How does God save in this view? God saves by judging, by forgiving, and by teaching. Through Jesus, God intervenes into history as savior. He judges by naming evil for what it is and confronting self-denial and delusion. McLaren described the process in these words,

The consequences of our bad behavior loom over us, we hear God’s judgment and realize we’ve done something stupidly wrong and we have second thoughts about what we’ve done. As we repent, as we become truly sorry, as we have a change of heart, God goes further by forgiving us, thus bringing salvation in an even fuller sense. Salvation is what happens when we experience both judgment and forgiveness, both justice (exposing the truth about our wrong) and mercy (forgoing the negative consequences we deserve) (A Generous Orthodoxy, 95).

The judgment is first for those who are doing evil against others, and can also be for those who are being saved. God judges by revealing the evil character and actions of people through the light and truth of Jesus. Jesus both judges and brings forgiveness. McLaren says, “This is the window into the meaning of the cross,” namely, that Jesus takes the worst humanity has to offer and after experiencing it, He offers grace and forgives. Then, the third way that God saves is by teaching us. “[B]ecause we are so often ignorantly wrong and stupid,” says McLaren, “Jesus comes with saving teaching, profound yet amazingly compact: Love God with your whole heart, soul, mind, and strength, Jesus says, and love your neighbor as yourself” (A Generous Orthodoxy, 97).

Evangelism in the Emergent Missional Church

The proclamation of the gospel in the “emergent missional church” is not primarily informational but relational, and inviting people into a relationship with a King and with members of a Kingdom whose foremost concern is wholeness for a broken world takes priority over sharing how someone may have security in their eternal destiny.
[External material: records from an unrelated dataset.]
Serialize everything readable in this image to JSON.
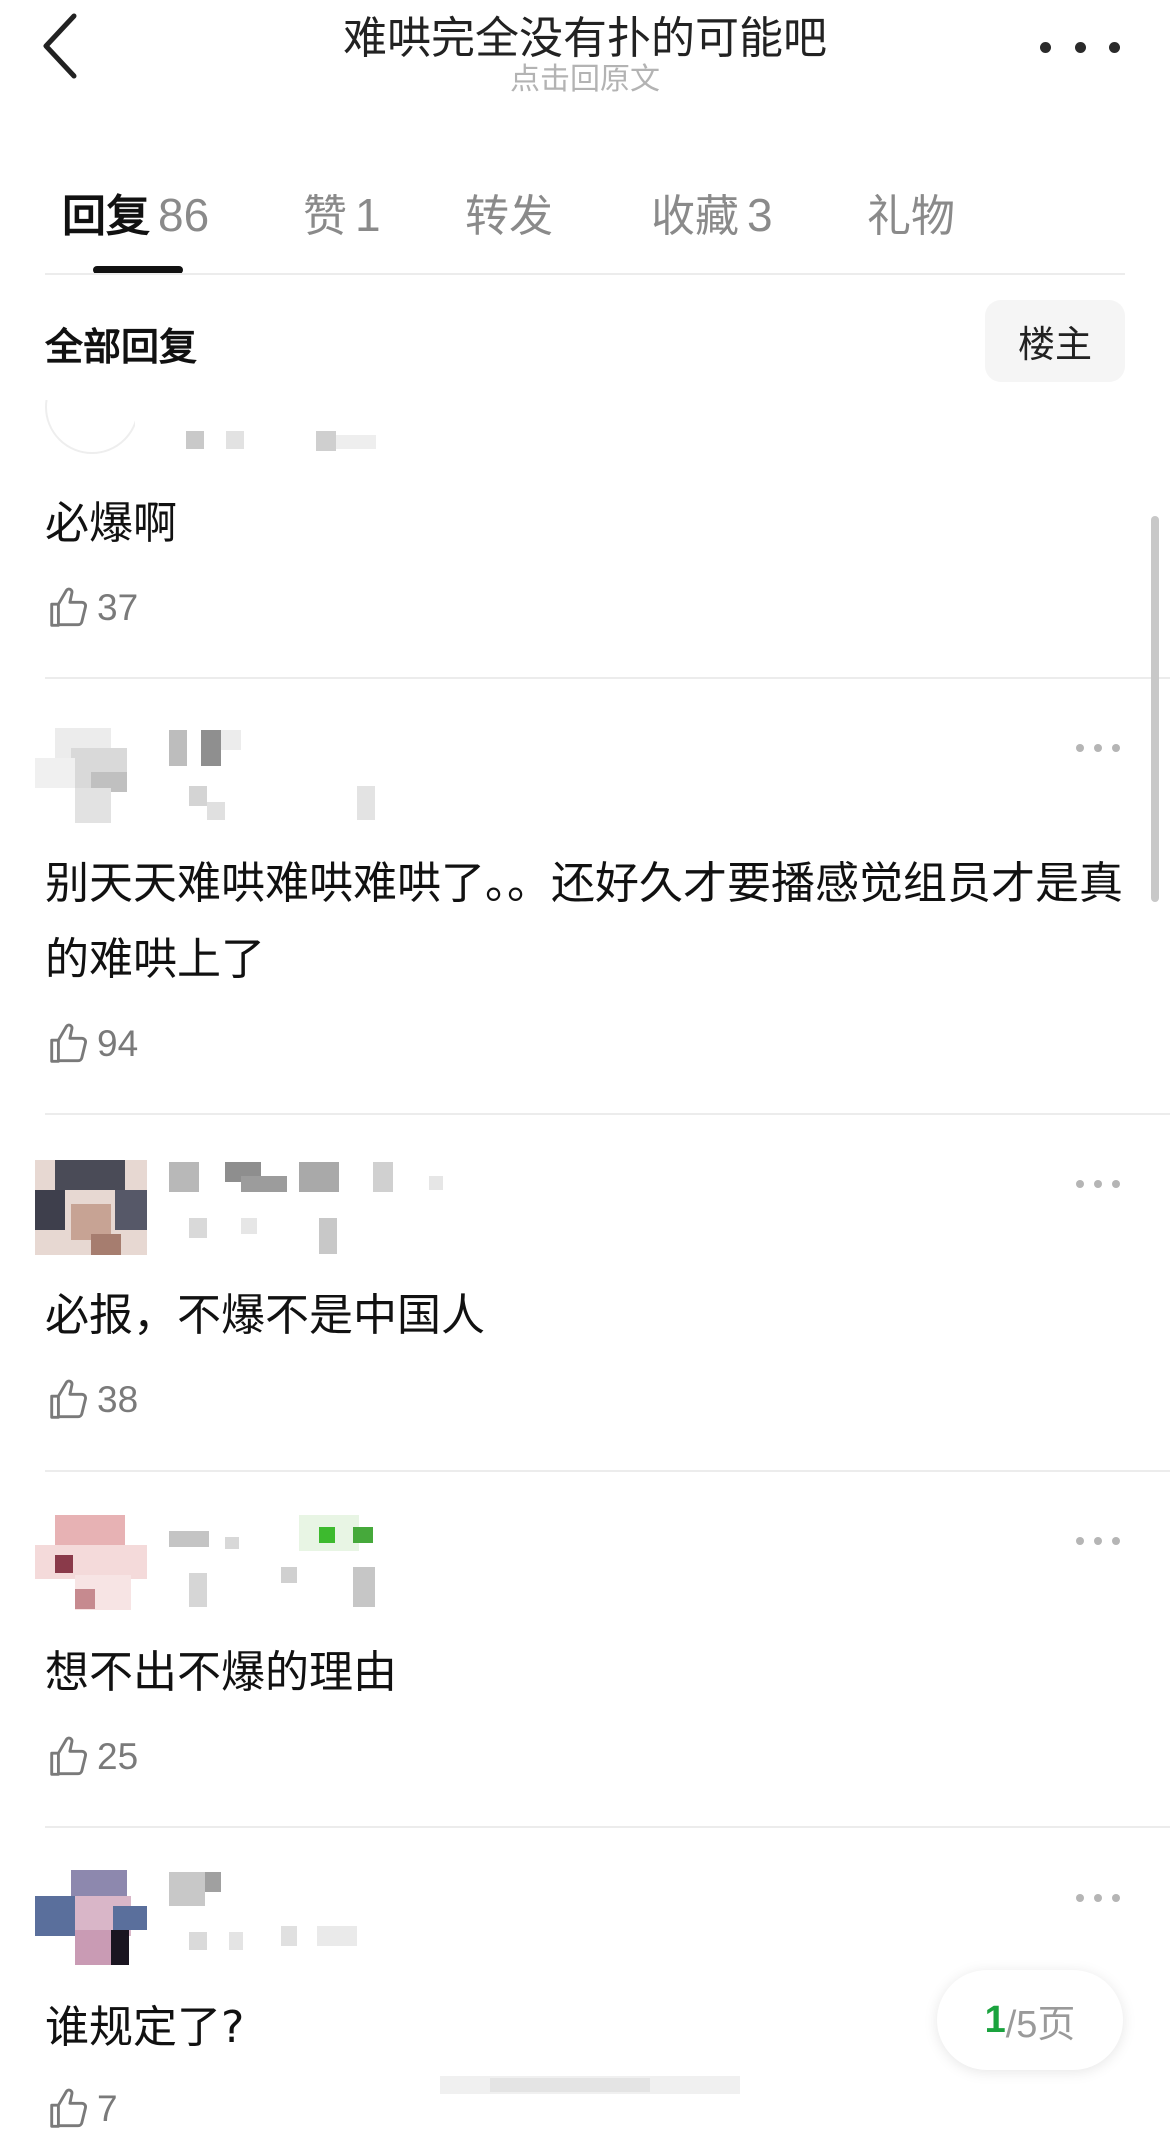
{
  "header": {
    "title": "难哄完全没有扑的可能吧",
    "subtitle": "点击回原文"
  },
  "tabs": [
    {
      "label": "回复",
      "count": "86"
    },
    {
      "label": "赞",
      "count": "1"
    },
    {
      "label": "转发",
      "count": ""
    },
    {
      "label": "收藏",
      "count": "3"
    },
    {
      "label": "礼物",
      "count": ""
    }
  ],
  "section": {
    "title": "全部回复",
    "op_button": "楼主"
  },
  "comments": [
    {
      "content": "必爆啊",
      "likes": "37"
    },
    {
      "content": "别天天难哄难哄难哄了。。还好久才要播感觉组员才是真的难哄上了",
      "likes": "94"
    },
    {
      "content": "必报，不爆不是中国人",
      "likes": "38"
    },
    {
      "content": "想不出不爆的理由",
      "likes": "25"
    },
    {
      "content": "谁规定了?",
      "likes": "7"
    }
  ],
  "pager": {
    "current": "1",
    "total_text": "/5页"
  },
  "colors": {
    "accent_green": "#1aa33e",
    "divider": "#ececec"
  },
  "icons": [
    "chevron-left-icon",
    "more-horizontal-icon",
    "thumbs-up-icon"
  ]
}
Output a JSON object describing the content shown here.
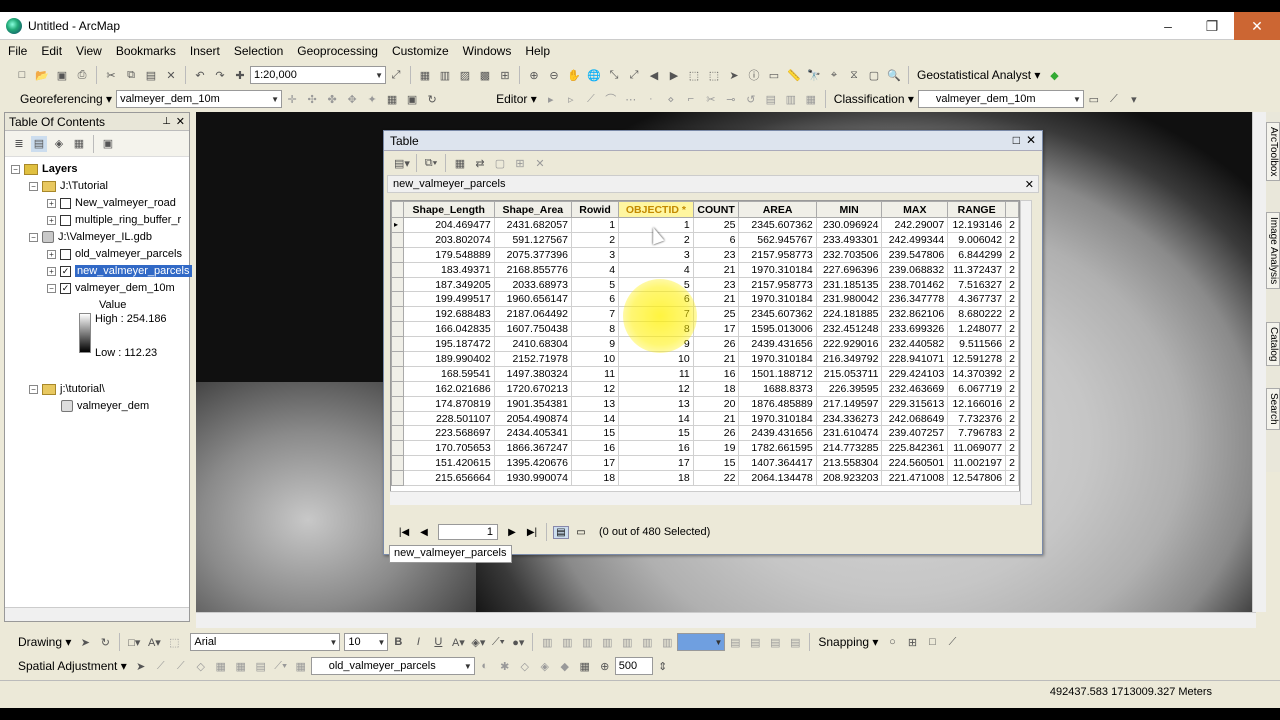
{
  "window": {
    "title": "Untitled - ArcMap",
    "minimize": "–",
    "restore": "❐",
    "close": "✕"
  },
  "menu": [
    "File",
    "Edit",
    "View",
    "Bookmarks",
    "Insert",
    "Selection",
    "Geoprocessing",
    "Customize",
    "Windows",
    "Help"
  ],
  "toolbar1": {
    "scale": "1:20,000",
    "geostat": "Geostatistical Analyst ▾"
  },
  "toolbar2": {
    "georef": "Georeferencing ▾",
    "georef_layer": "valmeyer_dem_10m",
    "editor": "Editor ▾",
    "classification": "Classification ▾",
    "class_layer": "valmeyer_dem_10m"
  },
  "toc": {
    "title": "Table Of Contents",
    "pin": "⊥",
    "close": "✕",
    "layers_label": "Layers",
    "tutorial_folder": "J:\\Tutorial",
    "new_road": "New_valmeyer_road",
    "ring_buffer": "multiple_ring_buffer_r",
    "gdb": "J:\\Valmeyer_IL.gdb",
    "old_parcels": "old_valmeyer_parcels",
    "new_parcels": "new_valmeyer_parcels",
    "dem": "valmeyer_dem_10m",
    "value_label": "Value",
    "high": "High : 254.186",
    "low": "Low : 112.23",
    "tutorial2": "j:\\tutorial\\",
    "dem2": "valmeyer_dem"
  },
  "side_tabs": [
    "ArcToolbox",
    "Image Analysis",
    "Catalog",
    "Search"
  ],
  "table_window": {
    "title": "Table",
    "layer_tab": "new_valmeyer_parcels",
    "bottom_tab": "new_valmeyer_parcels",
    "page": "1",
    "selection": "(0 out of 480 Selected)",
    "columns": [
      "Shape_Length",
      "Shape_Area",
      "Rowid",
      "OBJECTID *",
      "COUNT",
      "AREA",
      "MIN",
      "MAX",
      "RANGE"
    ],
    "rows": [
      [
        "204.469477",
        "2431.682057",
        "1",
        "1",
        "25",
        "2345.607362",
        "230.096924",
        "242.29007",
        "12.193146"
      ],
      [
        "203.802074",
        "591.127567",
        "2",
        "2",
        "6",
        "562.945767",
        "233.493301",
        "242.499344",
        "9.006042"
      ],
      [
        "179.548889",
        "2075.377396",
        "3",
        "3",
        "23",
        "2157.958773",
        "232.703506",
        "239.547806",
        "6.844299"
      ],
      [
        "183.49371",
        "2168.855776",
        "4",
        "4",
        "21",
        "1970.310184",
        "227.696396",
        "239.068832",
        "11.372437"
      ],
      [
        "187.349205",
        "2033.68973",
        "5",
        "5",
        "23",
        "2157.958773",
        "231.185135",
        "238.701462",
        "7.516327"
      ],
      [
        "199.499517",
        "1960.656147",
        "6",
        "6",
        "21",
        "1970.310184",
        "231.980042",
        "236.347778",
        "4.367737"
      ],
      [
        "192.688483",
        "2187.064492",
        "7",
        "7",
        "25",
        "2345.607362",
        "224.181885",
        "232.862106",
        "8.680222"
      ],
      [
        "166.042835",
        "1607.750438",
        "8",
        "8",
        "17",
        "1595.013006",
        "232.451248",
        "233.699326",
        "1.248077"
      ],
      [
        "195.187472",
        "2410.68304",
        "9",
        "9",
        "26",
        "2439.431656",
        "222.929016",
        "232.440582",
        "9.511566"
      ],
      [
        "189.990402",
        "2152.71978",
        "10",
        "10",
        "21",
        "1970.310184",
        "216.349792",
        "228.941071",
        "12.591278"
      ],
      [
        "168.59541",
        "1497.380324",
        "11",
        "11",
        "16",
        "1501.188712",
        "215.053711",
        "229.424103",
        "14.370392"
      ],
      [
        "162.021686",
        "1720.670213",
        "12",
        "12",
        "18",
        "1688.8373",
        "226.39595",
        "232.463669",
        "6.067719"
      ],
      [
        "174.870819",
        "1901.354381",
        "13",
        "13",
        "20",
        "1876.485889",
        "217.149597",
        "229.315613",
        "12.166016"
      ],
      [
        "228.501107",
        "2054.490874",
        "14",
        "14",
        "21",
        "1970.310184",
        "234.336273",
        "242.068649",
        "7.732376"
      ],
      [
        "223.568697",
        "2434.405341",
        "15",
        "15",
        "26",
        "2439.431656",
        "231.610474",
        "239.407257",
        "7.796783"
      ],
      [
        "170.705653",
        "1866.367247",
        "16",
        "16",
        "19",
        "1782.661595",
        "214.773285",
        "225.842361",
        "11.069077"
      ],
      [
        "151.420615",
        "1395.420676",
        "17",
        "17",
        "15",
        "1407.364417",
        "213.558304",
        "224.560501",
        "11.002197"
      ],
      [
        "215.656664",
        "1930.990074",
        "18",
        "18",
        "22",
        "2064.134478",
        "208.923203",
        "221.471008",
        "12.547806"
      ]
    ]
  },
  "draw_toolbar": {
    "drawing": "Drawing ▾",
    "font": "Arial",
    "size": "10",
    "snapping": "Snapping ▾"
  },
  "spatial_toolbar": {
    "label": "Spatial Adjustment ▾",
    "layer": "old_valmeyer_parcels",
    "value": "500"
  },
  "status": {
    "coords": "492437.583  1713009.327 Meters"
  }
}
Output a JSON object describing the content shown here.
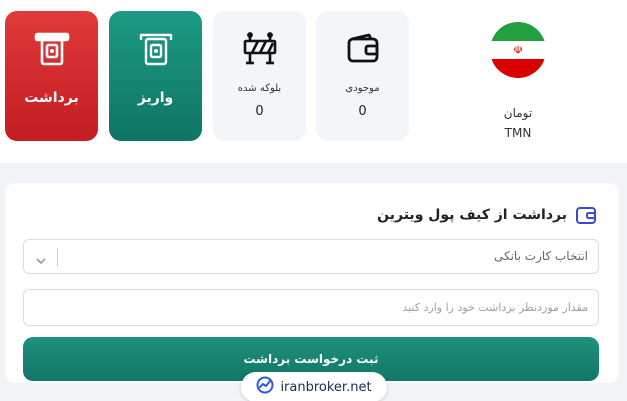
{
  "actions": {
    "withdraw_label": "برداشت",
    "deposit_label": "واریز"
  },
  "stats": {
    "blocked_label": "بلوکه شده",
    "blocked_value": "0",
    "balance_label": "موجودی",
    "balance_value": "0"
  },
  "currency": {
    "name": "تومان",
    "code": "TMN"
  },
  "form": {
    "title": "برداشت از کیف پول ویترین",
    "bank_card_placeholder": "انتخاب کارت بانکی",
    "amount_placeholder": "مقدار موردنظر برداشت خود را وارد کنید",
    "submit_label": "ثبت درخواست برداشت"
  },
  "watermark": {
    "text": "iranbroker.net"
  },
  "colors": {
    "withdraw": "#d42a2e",
    "deposit": "#148570",
    "submit": "#1a8673"
  },
  "icons": [
    "atm-withdraw-icon",
    "atm-deposit-icon",
    "barrier-icon",
    "wallet-icon",
    "iran-flag-icon",
    "chevron-down-icon",
    "chart-logo-icon"
  ]
}
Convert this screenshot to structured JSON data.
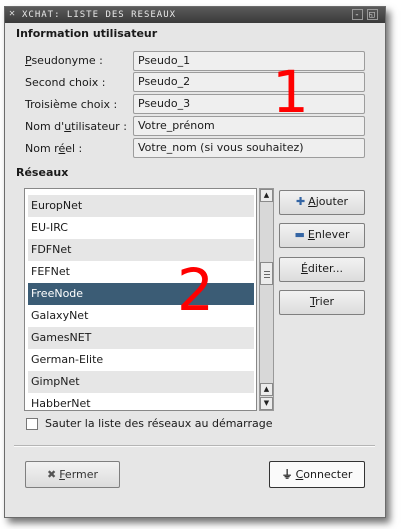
{
  "titlebar": {
    "title": "XCHAT: LISTE DES RESEAUX",
    "icon": "x-icon",
    "btn_left": "-",
    "btn_right": "◱"
  },
  "user_info": {
    "title": "Information utilisateur",
    "fields": [
      {
        "label": "Pseudonyme :",
        "value": "Pseudo_1"
      },
      {
        "label": "Second choix :",
        "value": "Pseudo_2"
      },
      {
        "label": "Troisième choix :",
        "value": "Pseudo_3"
      },
      {
        "label": "Nom d'utilisateur :",
        "value": "Votre_prénom"
      },
      {
        "label": "Nom réel :",
        "value": "Votre_nom (si vous souhaitez)"
      }
    ],
    "annotation": "1"
  },
  "networks": {
    "title": "Réseaux",
    "items": [
      "EuropNet",
      "EU-IRC",
      "FDFNet",
      "FEFNet",
      "FreeNode",
      "GalaxyNet",
      "GamesNET",
      "German-Elite",
      "GimpNet",
      "HabberNet"
    ],
    "selected": "FreeNode",
    "annotation": "2",
    "buttons": {
      "add": "Ajouter",
      "remove": "Enlever",
      "edit": "Éditer...",
      "sort": "Trier"
    }
  },
  "skip_list": {
    "label": "Sauter la liste des réseaux au démarrage",
    "checked": false
  },
  "footer": {
    "close": "Fermer",
    "connect": "Connecter"
  },
  "colors": {
    "selection": "#3b5c75",
    "annotation": "#ff0000"
  }
}
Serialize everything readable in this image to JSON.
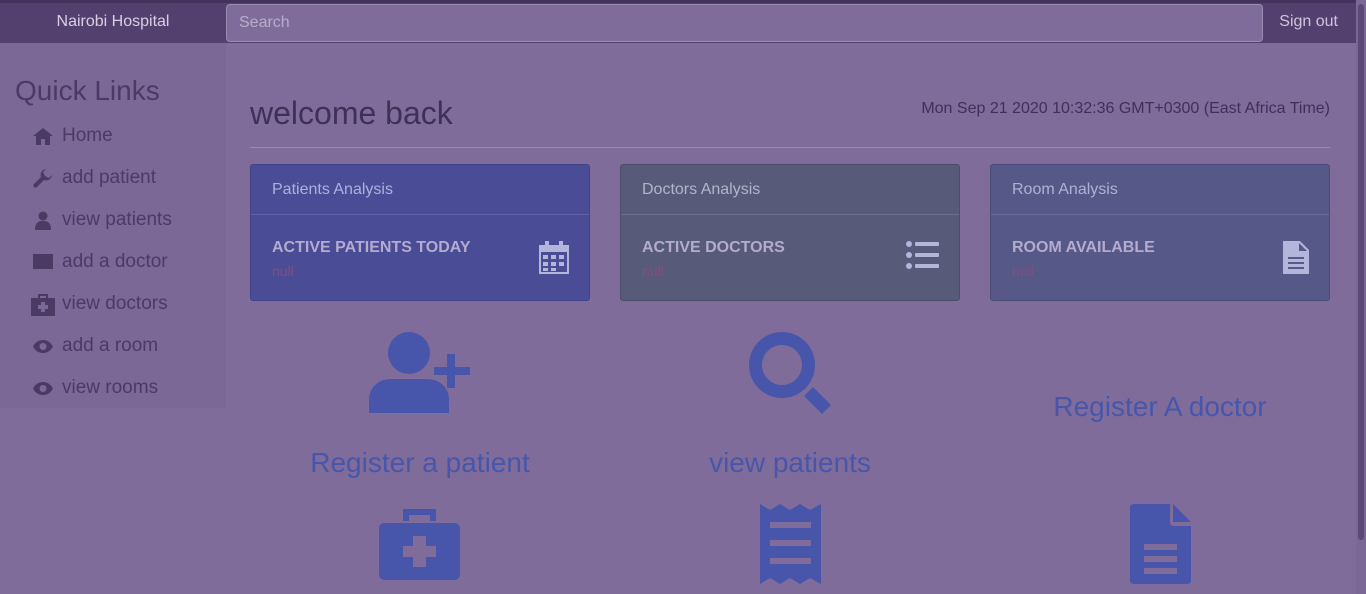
{
  "header": {
    "brand": "Nairobi Hospital",
    "search_placeholder": "Search",
    "signout_label": "Sign out"
  },
  "sidebar": {
    "title": "Quick Links",
    "items": [
      {
        "label": "Home",
        "icon": "home-icon"
      },
      {
        "label": "add patient",
        "icon": "wrench-icon"
      },
      {
        "label": "view patients",
        "icon": "user-icon"
      },
      {
        "label": "add a doctor",
        "icon": "envelope-icon"
      },
      {
        "label": "view doctors",
        "icon": "medkit-icon"
      },
      {
        "label": "add a room",
        "icon": "eye-icon"
      },
      {
        "label": "view rooms",
        "icon": "eye-icon"
      }
    ]
  },
  "main": {
    "title": "welcome back",
    "datetime": "Mon Sep 21 2020 10:32:36 GMT+0300 (East Africa Time)",
    "cards": [
      {
        "heading": "Patients Analysis",
        "label": "ACTIVE PATIENTS TODAY",
        "value": "null",
        "icon": "calendar-icon"
      },
      {
        "heading": "Doctors Analysis",
        "label": "ACTIVE DOCTORS",
        "value": "null",
        "icon": "list-icon"
      },
      {
        "heading": "Room Analysis",
        "label": "ROOM AVAILABLE",
        "value": "null",
        "icon": "file-text-icon"
      }
    ],
    "actions": [
      {
        "label": "Register a patient",
        "icon": "user-plus-icon"
      },
      {
        "label": "view patients",
        "icon": "search-icon"
      },
      {
        "label": "Register A doctor",
        "icon": ""
      }
    ],
    "bottom_icons": [
      "medkit-icon",
      "receipt-icon",
      "file-text-icon"
    ]
  },
  "colors": {
    "overlay": "#7f6c9a",
    "topbar": "#54406f",
    "accent_link": "#4756aa",
    "card_patients": "#4a4c96",
    "card_doctors": "#585a7a",
    "card_rooms": "#565888"
  }
}
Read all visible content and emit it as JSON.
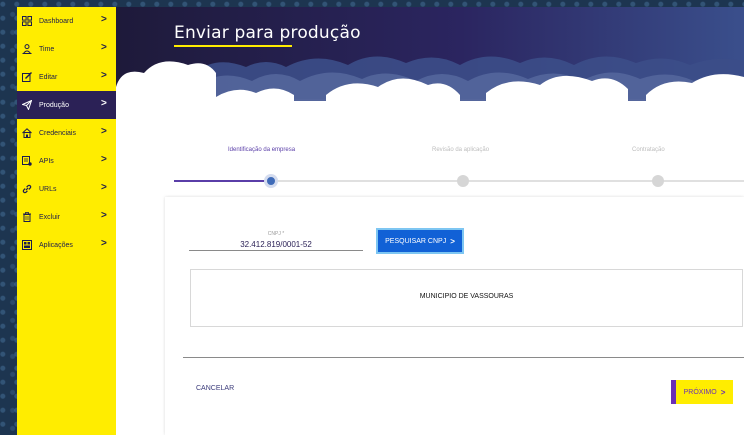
{
  "sidebar": {
    "items": [
      {
        "label": "Dashboard",
        "icon": "grid-icon",
        "active": false
      },
      {
        "label": "Time",
        "icon": "person-icon",
        "active": false
      },
      {
        "label": "Editar",
        "icon": "edit-icon",
        "active": false
      },
      {
        "label": "Produção",
        "icon": "send-icon",
        "active": true
      },
      {
        "label": "Credenciais",
        "icon": "house-icon",
        "active": false
      },
      {
        "label": "APIs",
        "icon": "api-icon",
        "active": false
      },
      {
        "label": "URLs",
        "icon": "link-icon",
        "active": false
      },
      {
        "label": "Excluir",
        "icon": "trash-icon",
        "active": false
      },
      {
        "label": "Aplicações",
        "icon": "app-icon",
        "active": false
      }
    ],
    "chevron": ">"
  },
  "header": {
    "title": "Enviar para produção"
  },
  "stepper": {
    "steps": [
      {
        "label": "Identificação da empresa",
        "state": "active"
      },
      {
        "label": "Revisão da aplicação",
        "state": "pending"
      },
      {
        "label": "Contratação",
        "state": "pending"
      }
    ]
  },
  "form": {
    "cnpj_label": "CNPJ *",
    "cnpj_value": "32.412.819/0001-52",
    "search_button": "PESQUISAR CNPJ",
    "search_chevron": ">",
    "result_name": "MUNICIPIO DE VASSOURAS"
  },
  "footer": {
    "cancel_label": "CANCELAR",
    "next_label": "PRÓXIMO",
    "next_chevron": ">"
  },
  "colors": {
    "sidebar_bg": "#ffed00",
    "sidebar_active": "#2b2156",
    "accent_purple": "#6a2fb5",
    "button_blue": "#1161d6"
  }
}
The gospel, McLaren explains, starts “with God’s concern for the world, in which God creates a community called the church, comprised of persons who stop (or repent of) being ‘part of the problem’ and choose instead to join God as ‘part of the solution’-thus simultaneously entering a mission and a community in which one is accepted by grace, through faith in Jesus” (“The Strategy We Pursue”). The focus is to create a culture of the kingdom and to allow God to do the work. It is this conviction that sets the course for the emergent missionals. They are critical of what they view as a preoccupation with eternal salvation of the conservative evangelicals because of its overemphasis on beliefs, and at the same time, they are critical of the liberal Protestants because their good deeds serve their civil religion. They, however, seek to find the balance in defining the gospel by their conception of the kingdom of God.

Their focus is on recruiting people who will follow Jesus by faith as disciples and who will participate in God’s mission in the world. Their approach to the gospel results in a collapsing the difference between “evangelism” and “social action,” which is reflected in McLaren’s proposal to “Recenter the Great Commission in the Great Commandment.” Thus, the gospel is contained in words embodied in good deeds. The logic of this statement is tied closely to their view of the gospel as the realized kingdom of God.

Evangelism is the calling to become a part of the kingdom of God by becoming disciples of Jesus. This position opposes the missionary vision that the church is taking God to the world. Rather, it is God who pursues redemption of everything in creation that needs direction and repair, and the church is an active participant in God’s mission. This vision of evangelism re-envisions the church as a community that shares in a mission with God, but a mission that God is already working out in the world. When the church refocuses its attention to becoming a community and being deployed to serve, it then becomes a community that is open and welcomes strangers as Jesus welcomed sinners.

Keith Whitfield is pastor of Waverly Baptist Church in Waverly, Virginia, and a doctoral student in theological studies at Southeastern Baptist Theological Seminary. This post is fourth in a series of six articles.